[DATASET RECORDS — start]

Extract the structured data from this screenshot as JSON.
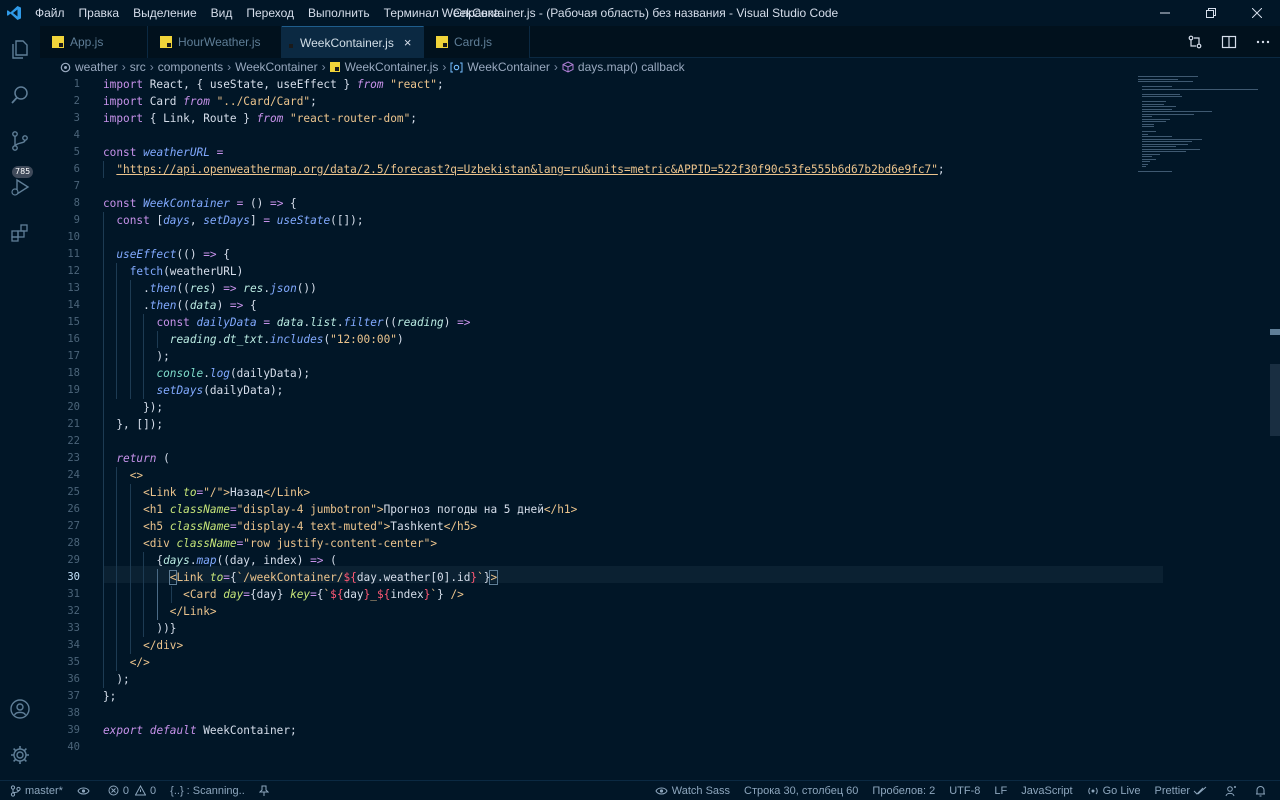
{
  "titlebar": {
    "menu": [
      "Файл",
      "Правка",
      "Выделение",
      "Вид",
      "Переход",
      "Выполнить",
      "Терминал",
      "Справка"
    ],
    "title": "WeekContainer.js - (Рабочая область) без названия - Visual Studio Code"
  },
  "activity": {
    "source_control_badge": "785"
  },
  "tabs": [
    {
      "label": "App.js",
      "active": false
    },
    {
      "label": "HourWeather.js",
      "active": false
    },
    {
      "label": "WeekContainer.js",
      "active": true,
      "close": "×"
    },
    {
      "label": "Card.js",
      "active": false
    }
  ],
  "breadcrumb": [
    "weather",
    "src",
    "components",
    "WeekContainer",
    "WeekContainer.js",
    "WeekContainer",
    "days.map() callback"
  ],
  "editor": {
    "line_numbers": [
      "1",
      "2",
      "3",
      "4",
      "5",
      "6",
      "7",
      "8",
      "9",
      "10",
      "11",
      "12",
      "13",
      "14",
      "15",
      "16",
      "17",
      "18",
      "19",
      "20",
      "21",
      "22",
      "23",
      "24",
      "25",
      "26",
      "27",
      "28",
      "29",
      "30",
      "31",
      "32",
      "33",
      "34",
      "35",
      "36",
      "37",
      "38",
      "39",
      "40"
    ],
    "current_line": 30,
    "code": {
      "l6_url": "\"https://api.openweathermap.org/data/2.5/forecast?q=Uzbekistan&lang=ru&units=metric&APPID=522f30f90c53fe555b6d67b2bd6e9fc7\"",
      "l16_str": "\"12:00:00\"",
      "l25_text": "Назад",
      "l26_class": "\"display-4 jumbotron\"",
      "l26_text": "Прогноз погоды на 5 дней",
      "l27_class": "\"display-4 text-muted\"",
      "l27_text": "Tashkent",
      "l28_class": "\"row justify-content-center\""
    }
  },
  "statusbar": {
    "branch": "master*",
    "errors": "0",
    "warnings": "0",
    "scanning": "{..} : Scanning..",
    "watch_sass": "Watch Sass",
    "position": "Строка 30, столбец 60",
    "spaces": "Пробелов: 2",
    "encoding": "UTF-8",
    "eol": "LF",
    "language": "JavaScript",
    "go_live": "Go Live",
    "prettier": "Prettier"
  },
  "colors": {
    "background": "#011627",
    "keyword": "#c792ea",
    "string": "#ecc48d",
    "function": "#82aaff",
    "jsx_attribute": "#c5e478"
  }
}
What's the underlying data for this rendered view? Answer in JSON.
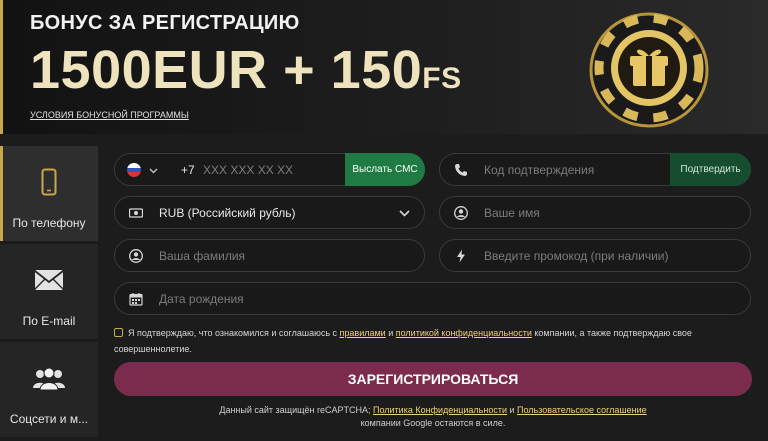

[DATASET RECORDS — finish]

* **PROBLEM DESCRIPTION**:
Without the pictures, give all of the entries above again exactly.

* **YOUR RESPONSE**:
Extract the structured data from this screenshot as JSON.
{
  "titlebar": {
    "menu": [
      "Файл",
      "Правка",
      "Выделение",
      "Вид",
      "Переход",
      "Выполнить",
      "Терминал",
      "Справка"
    ],
    "title": "WeekContainer.js - (Рабочая область) без названия - Visual Studio Code"
  },
  "activity": {
    "source_control_badge": "785"
  },
  "tabs": [
    {
      "label": "App.js",
      "active": false
    },
    {
      "label": "HourWeather.js",
      "active": false
    },
    {
      "label": "WeekContainer.js",
      "active": true,
      "close": "×"
    },
    {
      "label": "Card.js",
      "active": false
    }
  ],
  "breadcrumb": [
    "weather",
    "src",
    "components",
    "WeekContainer",
    "WeekContainer.js",
    "WeekContainer",
    "days.map() callback"
  ],
  "editor": {
    "line_numbers": [
      "1",
      "2",
      "3",
      "4",
      "5",
      "6",
      "7",
      "8",
      "9",
      "10",
      "11",
      "12",
      "13",
      "14",
      "15",
      "16",
      "17",
      "18",
      "19",
      "20",
      "21",
      "22",
      "23",
      "24",
      "25",
      "26",
      "27",
      "28",
      "29",
      "30",
      "31",
      "32",
      "33",
      "34",
      "35",
      "36",
      "37",
      "38",
      "39",
      "40"
    ],
    "current_line": 30,
    "code": {
      "l6_url": "\"https://api.openweathermap.org/data/2.5/forecast?q=Uzbekistan&lang=ru&units=metric&APPID=522f30f90c53fe555b6d67b2bd6e9fc7\"",
      "l16_str": "\"12:00:00\"",
      "l25_text": "Назад",
      "l26_class": "\"display-4 jumbotron\"",
      "l26_text": "Прогноз погоды на 5 дней",
      "l27_class": "\"display-4 text-muted\"",
      "l27_text": "Tashkent",
      "l28_class": "\"row justify-content-center\""
    }
  },
  "statusbar": {
    "branch": "master*",
    "errors": "0",
    "warnings": "0",
    "scanning": "{..} : Scanning..",
    "watch_sass": "Watch Sass",
    "position": "Строка 30, столбец 60",
    "spaces": "Пробелов: 2",
    "encoding": "UTF-8",
    "eol": "LF",
    "language": "JavaScript",
    "go_live": "Go Live",
    "prettier": "Prettier"
  },
  "colors": {
    "background": "#011627",
    "keyword": "#c792ea",
    "string": "#ecc48d",
    "function": "#82aaff",
    "jsx_attribute": "#c5e478"
  }
}
What's the underlying data for this rendered view? Answer in JSON.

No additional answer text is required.